_PROBLEM STATEMENT:_ Every line in the data below that holds "Development" should be found and copied.

_ENTRIES PROVIDED:_
════════════════

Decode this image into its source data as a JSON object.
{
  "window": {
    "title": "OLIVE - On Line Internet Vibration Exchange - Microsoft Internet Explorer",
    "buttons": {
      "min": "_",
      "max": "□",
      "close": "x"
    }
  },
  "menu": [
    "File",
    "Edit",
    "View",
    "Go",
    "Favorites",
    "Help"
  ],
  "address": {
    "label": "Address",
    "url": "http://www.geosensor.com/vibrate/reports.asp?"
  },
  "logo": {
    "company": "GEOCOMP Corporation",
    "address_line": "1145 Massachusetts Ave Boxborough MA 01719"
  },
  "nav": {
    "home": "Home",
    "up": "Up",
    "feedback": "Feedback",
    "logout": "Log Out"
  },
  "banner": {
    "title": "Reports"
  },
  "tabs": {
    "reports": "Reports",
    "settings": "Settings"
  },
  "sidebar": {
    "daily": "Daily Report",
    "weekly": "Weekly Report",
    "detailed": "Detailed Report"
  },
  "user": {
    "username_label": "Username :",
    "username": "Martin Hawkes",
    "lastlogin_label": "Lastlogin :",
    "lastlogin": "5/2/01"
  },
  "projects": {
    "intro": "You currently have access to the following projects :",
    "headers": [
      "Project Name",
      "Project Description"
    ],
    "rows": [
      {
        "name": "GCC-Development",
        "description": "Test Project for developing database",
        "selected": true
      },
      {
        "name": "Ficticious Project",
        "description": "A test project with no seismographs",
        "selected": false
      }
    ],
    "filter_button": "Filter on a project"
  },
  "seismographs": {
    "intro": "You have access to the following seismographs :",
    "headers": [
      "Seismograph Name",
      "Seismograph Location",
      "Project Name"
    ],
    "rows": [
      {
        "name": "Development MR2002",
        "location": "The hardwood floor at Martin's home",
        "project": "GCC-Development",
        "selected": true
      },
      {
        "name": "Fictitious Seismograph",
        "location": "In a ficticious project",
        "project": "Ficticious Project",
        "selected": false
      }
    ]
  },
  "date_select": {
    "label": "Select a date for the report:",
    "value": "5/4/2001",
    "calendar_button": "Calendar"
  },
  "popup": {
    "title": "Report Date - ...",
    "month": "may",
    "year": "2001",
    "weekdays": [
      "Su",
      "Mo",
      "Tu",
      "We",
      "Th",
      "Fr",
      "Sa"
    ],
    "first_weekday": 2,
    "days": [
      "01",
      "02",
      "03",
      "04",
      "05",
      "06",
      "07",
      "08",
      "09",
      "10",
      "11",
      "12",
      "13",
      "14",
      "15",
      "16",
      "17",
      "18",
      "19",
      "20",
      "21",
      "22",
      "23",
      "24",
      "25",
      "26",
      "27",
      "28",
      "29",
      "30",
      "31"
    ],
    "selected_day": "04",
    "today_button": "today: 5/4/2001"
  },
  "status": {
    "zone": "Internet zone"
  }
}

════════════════

_RESULT OF THIS TASK:_
        "name": "GCC-Development",
        "name": "Development MR2002",
        "project": "GCC-Development",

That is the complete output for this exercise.